But opponents of the scheme have slammed the probable inclusion of an online consultation and the fact non-residents will also be able to add their views.
Elise Mason, of newly-formed ‘20’s pointless’ said the plans made ‘fraud’ easy.
She said: “I have got a copy of the electoral roll. I could select a name, make up an email address easily and send over my response.
“Anyone with a computer could do this and the chance of there being a duplication is slim as much like an election, I would expect a low response rate to the paper consultation.”
The opposition group sits on the steering group but says the majority are minded to open the consultation up.
But Worthing County Local Committee, which authorised the £50,000 consultation, specifically stated at previous meetings it wanted to hear the views of Worthing residents only.

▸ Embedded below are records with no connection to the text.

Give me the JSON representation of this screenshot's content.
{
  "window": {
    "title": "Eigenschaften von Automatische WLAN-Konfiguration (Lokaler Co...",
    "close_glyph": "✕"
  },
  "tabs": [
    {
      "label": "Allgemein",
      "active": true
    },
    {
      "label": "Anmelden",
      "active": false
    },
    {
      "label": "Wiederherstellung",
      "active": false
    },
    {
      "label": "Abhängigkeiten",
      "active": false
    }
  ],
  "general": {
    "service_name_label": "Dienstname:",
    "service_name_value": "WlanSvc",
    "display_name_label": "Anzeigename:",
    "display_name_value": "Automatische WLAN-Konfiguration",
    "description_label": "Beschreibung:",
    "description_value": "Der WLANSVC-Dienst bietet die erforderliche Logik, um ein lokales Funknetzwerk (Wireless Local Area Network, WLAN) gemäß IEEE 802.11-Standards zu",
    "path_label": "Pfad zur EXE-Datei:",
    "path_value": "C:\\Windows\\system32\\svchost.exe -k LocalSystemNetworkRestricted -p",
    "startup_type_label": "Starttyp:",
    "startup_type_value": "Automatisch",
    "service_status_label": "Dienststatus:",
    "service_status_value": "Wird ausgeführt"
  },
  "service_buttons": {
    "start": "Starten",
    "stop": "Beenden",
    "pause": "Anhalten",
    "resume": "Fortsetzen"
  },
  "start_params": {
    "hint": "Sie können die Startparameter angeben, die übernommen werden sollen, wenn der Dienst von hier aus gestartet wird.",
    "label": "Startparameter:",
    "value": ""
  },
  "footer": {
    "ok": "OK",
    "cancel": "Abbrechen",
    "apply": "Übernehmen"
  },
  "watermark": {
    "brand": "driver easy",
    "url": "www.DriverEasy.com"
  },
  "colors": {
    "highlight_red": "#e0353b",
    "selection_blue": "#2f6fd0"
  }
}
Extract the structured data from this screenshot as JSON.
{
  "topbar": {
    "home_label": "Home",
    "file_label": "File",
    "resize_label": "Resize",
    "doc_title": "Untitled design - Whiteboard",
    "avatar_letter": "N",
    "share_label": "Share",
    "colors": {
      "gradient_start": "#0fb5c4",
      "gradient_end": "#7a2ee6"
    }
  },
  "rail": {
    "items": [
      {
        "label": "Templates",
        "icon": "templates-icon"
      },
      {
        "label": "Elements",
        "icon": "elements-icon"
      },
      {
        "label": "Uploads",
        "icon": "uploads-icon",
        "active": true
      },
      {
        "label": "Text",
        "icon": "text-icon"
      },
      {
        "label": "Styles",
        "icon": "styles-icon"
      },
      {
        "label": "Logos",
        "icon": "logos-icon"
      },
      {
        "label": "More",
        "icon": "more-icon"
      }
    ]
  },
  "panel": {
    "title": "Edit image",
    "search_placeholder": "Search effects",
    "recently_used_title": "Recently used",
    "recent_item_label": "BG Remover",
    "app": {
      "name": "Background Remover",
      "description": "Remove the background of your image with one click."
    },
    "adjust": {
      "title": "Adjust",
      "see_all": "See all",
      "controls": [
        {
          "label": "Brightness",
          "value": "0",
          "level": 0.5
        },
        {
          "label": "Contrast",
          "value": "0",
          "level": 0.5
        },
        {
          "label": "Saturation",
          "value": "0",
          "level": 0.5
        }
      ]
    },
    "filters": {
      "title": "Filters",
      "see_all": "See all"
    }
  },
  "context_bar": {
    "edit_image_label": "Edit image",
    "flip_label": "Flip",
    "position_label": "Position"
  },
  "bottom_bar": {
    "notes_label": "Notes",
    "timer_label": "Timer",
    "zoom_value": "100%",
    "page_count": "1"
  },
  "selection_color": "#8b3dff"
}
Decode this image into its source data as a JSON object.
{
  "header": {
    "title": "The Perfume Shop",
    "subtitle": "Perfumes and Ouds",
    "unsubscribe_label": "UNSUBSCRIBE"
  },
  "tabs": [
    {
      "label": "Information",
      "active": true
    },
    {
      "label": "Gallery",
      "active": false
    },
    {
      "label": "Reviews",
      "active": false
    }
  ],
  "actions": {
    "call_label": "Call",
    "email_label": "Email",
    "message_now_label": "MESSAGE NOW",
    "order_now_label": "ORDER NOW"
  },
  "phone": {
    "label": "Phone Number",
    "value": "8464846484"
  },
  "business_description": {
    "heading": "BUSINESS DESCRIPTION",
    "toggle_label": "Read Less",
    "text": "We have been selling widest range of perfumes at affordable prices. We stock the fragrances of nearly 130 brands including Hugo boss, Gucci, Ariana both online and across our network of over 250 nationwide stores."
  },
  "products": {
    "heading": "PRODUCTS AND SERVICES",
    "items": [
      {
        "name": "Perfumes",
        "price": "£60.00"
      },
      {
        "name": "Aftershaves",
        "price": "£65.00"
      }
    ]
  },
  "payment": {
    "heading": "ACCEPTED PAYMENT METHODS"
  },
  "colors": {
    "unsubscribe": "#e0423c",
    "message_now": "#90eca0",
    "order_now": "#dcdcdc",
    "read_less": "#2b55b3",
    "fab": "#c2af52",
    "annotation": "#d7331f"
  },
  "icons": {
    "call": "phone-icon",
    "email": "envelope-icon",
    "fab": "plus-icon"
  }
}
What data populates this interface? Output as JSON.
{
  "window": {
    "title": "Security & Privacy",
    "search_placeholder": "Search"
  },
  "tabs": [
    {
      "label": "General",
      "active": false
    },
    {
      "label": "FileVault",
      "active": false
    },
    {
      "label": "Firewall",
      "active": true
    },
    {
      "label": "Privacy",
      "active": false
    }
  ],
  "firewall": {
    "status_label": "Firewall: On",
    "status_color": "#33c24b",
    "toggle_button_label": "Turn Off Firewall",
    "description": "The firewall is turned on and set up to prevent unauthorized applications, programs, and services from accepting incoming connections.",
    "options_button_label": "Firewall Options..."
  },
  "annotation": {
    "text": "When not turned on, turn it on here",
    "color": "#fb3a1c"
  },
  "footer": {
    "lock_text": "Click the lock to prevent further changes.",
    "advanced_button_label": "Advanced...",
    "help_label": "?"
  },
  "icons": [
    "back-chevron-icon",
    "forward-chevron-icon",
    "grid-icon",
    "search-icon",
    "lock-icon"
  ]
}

West Sussex County Council principal community officer Brian Morgan, who has overseen the group’s discussions, said the council was required to extend the consultation to outside residents as the roads were public highways.
The approach would also ensure the maximum number of responses.
He said: “Everyone has a right to a view about public highways. Anyone can drive on them, so in theory, anyone has a say.
“It is open to abuse but it will be obvious to us if someone is abusing the system and the CLC will be made aware of that.
“In Chichester, where we did a similar consultation, there were no such signs.”
20’s Plenty campaigner Duncan Kay said he expected the council to put in safeguards but believed it was more than just residents who would be affected.
He said: “I am sure there are plenty of people who live outside the boundaries of the scheme who come into Worthing regularly and I think their views need to be considered.
“It is also really important that we get as many people as possible to respond so that we get a true reflection of the views of everyone who uses Worthing’s streets.”
The Department for Transport guidance for setting local speed limits states a consultation should include local residents, emergency services and other groups, such as cyclists and residents’ associations.
It makes no specific mention of a requirement to include those living outside the proposed 20mph area.
The consultation is pencilled-in to be launched in April. The plans could still change, as two steering group meetings are still to be held.
For a special report on the 20mph proposals, including an examination of the concept of 20mph limits, the police’s view and accident figures, see the Worthing Herald, out Thursday, January 30.
* In the paper version of the report, the findings of the recent Herald poll, asking readers their opinions on the proposals, stated 87 per cent were against. The actual figure was 83 per cent.